You've heard of all the biggies - cancer, diabetes, heart disease. I bet you haven't heard about glioma or myasthenia gravis. They're what's known as "orphan diseases", and in the United States, there is a called the "Orphan Drug Act" that I find absolutely fascinating.
Orphan drugs were created to treat these very rare medical conditions. The economics of the world drug market makes it almost inconceivable that a manufacturer would create medicine for anything that would have a small market; perfectly logical in an capitalist society. And make no mistake, those large drug companies are able to offer incredible discounts to people who can’t afford their products, so there is a tangible philanthropic effort tied to type of economy.
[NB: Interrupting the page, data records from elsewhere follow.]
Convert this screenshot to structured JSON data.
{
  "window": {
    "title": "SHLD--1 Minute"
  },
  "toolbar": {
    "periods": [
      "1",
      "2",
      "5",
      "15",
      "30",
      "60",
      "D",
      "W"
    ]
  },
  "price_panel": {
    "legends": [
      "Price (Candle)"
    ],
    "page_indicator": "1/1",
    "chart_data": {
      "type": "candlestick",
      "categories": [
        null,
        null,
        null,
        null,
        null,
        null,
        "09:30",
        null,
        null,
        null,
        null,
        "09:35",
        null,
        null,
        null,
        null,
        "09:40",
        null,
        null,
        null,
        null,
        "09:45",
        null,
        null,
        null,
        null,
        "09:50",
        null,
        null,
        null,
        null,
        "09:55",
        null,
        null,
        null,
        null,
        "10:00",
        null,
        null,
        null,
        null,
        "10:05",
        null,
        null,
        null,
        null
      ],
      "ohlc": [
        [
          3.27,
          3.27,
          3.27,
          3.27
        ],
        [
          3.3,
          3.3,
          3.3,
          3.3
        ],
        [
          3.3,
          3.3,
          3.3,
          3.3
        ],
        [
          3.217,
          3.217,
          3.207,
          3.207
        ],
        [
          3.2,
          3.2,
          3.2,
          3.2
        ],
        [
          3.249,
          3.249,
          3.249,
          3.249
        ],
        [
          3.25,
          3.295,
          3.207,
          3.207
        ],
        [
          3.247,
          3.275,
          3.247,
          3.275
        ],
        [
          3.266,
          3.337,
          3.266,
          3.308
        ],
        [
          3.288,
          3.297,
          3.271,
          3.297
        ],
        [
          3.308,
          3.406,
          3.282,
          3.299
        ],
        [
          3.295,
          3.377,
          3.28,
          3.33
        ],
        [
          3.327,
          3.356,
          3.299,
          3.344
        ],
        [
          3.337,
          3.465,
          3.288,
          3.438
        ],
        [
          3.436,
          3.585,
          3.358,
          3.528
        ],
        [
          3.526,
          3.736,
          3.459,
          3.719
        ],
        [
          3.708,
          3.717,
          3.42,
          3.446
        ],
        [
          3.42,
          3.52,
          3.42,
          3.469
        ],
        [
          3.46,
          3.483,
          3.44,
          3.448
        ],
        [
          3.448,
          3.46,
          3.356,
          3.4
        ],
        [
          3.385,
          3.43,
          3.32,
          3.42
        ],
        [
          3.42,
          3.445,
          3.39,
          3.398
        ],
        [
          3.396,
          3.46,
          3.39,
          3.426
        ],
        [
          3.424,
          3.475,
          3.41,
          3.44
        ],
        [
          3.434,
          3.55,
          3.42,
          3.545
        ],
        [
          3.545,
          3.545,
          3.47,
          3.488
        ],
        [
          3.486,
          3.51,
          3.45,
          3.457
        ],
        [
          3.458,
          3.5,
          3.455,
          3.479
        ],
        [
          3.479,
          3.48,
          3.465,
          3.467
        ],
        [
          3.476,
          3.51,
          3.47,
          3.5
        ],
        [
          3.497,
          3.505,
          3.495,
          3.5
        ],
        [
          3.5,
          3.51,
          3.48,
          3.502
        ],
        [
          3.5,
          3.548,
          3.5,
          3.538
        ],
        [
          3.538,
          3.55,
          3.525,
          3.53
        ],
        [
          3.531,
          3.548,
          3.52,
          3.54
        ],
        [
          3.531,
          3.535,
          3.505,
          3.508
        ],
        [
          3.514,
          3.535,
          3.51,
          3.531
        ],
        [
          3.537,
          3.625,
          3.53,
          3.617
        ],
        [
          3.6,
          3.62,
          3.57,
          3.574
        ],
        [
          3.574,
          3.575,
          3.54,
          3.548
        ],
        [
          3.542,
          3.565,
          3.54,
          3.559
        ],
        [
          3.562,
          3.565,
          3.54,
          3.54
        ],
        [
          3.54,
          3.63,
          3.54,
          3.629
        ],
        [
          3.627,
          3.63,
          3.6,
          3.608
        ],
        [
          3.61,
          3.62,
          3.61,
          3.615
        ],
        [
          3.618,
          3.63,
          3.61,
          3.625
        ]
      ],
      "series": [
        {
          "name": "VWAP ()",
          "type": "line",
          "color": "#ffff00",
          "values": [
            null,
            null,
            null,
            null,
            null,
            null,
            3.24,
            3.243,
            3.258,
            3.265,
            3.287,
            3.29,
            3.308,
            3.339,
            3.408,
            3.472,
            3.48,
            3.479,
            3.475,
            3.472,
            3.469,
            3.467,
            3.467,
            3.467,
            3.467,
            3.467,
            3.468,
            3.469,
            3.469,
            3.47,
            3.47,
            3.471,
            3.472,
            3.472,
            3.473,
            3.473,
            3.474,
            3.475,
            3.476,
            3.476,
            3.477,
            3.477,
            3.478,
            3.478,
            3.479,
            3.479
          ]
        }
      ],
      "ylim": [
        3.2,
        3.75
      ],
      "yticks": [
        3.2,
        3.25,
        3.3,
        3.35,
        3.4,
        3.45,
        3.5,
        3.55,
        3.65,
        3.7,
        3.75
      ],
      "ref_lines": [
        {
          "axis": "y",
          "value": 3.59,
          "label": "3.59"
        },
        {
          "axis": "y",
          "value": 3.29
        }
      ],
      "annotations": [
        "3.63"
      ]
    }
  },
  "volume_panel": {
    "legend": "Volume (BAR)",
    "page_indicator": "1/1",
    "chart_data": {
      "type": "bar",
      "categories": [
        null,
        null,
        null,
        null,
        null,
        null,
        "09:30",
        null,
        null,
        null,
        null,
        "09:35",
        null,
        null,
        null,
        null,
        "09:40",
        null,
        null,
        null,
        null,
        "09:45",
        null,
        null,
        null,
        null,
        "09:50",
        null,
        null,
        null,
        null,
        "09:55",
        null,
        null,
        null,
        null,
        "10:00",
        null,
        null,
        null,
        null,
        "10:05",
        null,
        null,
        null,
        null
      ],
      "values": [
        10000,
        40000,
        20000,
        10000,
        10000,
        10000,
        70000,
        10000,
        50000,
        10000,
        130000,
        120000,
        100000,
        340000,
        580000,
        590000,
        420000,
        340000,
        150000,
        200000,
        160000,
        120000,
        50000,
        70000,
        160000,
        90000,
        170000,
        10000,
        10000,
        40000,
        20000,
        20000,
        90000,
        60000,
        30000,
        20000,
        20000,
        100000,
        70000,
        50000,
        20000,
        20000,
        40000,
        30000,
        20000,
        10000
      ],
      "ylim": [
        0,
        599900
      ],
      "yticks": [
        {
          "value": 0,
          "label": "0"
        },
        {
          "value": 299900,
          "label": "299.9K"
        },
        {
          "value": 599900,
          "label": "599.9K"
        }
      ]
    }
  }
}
This Act, passed in January of 1983, encourages drug companies to develop drugs specifically for conditions with a low number of affected people (less than 200,000 in the United States). It is actually a financial burden for companies to do that, were you aware? They simply are unable to make a profit unless the numbers are bigger; a staggering realization. How amazing that we, as a nation (in the form of the FDA) were able to step up and say, "Hey, we know this wouldn’t make sense for you to create. Let us help you assume some of the cost so that we can save as many lives as we can." Ok, those are my words and not those of the FDA. I extrapolated, I am sure they won’t mind. I always extrapolate as I read congressional acts, I mean come ON I know you do it, too.
Every week, new rare diseases are discovered and they are without treatment. To date, there have been 350 orphan drugs approved for sale in the United States. These small but important discoveries have helped ALS, MD, Huntington's, to name a few. Since the beginning of the new year, 25 drugs have been designated by the FDA as treatments. (You can search this cool database to see all the treatments being developed on the FDA's website.)
I tell you this as encouragement, my friends. It may seem like everything is only made for the big crowds, the popular kids. Every once in awhile, the hearts of the people speak out and allow absolute generosity. Thank you, my United States Congress, for reaching out your hands and helping to lift up a handful for the betterment of all.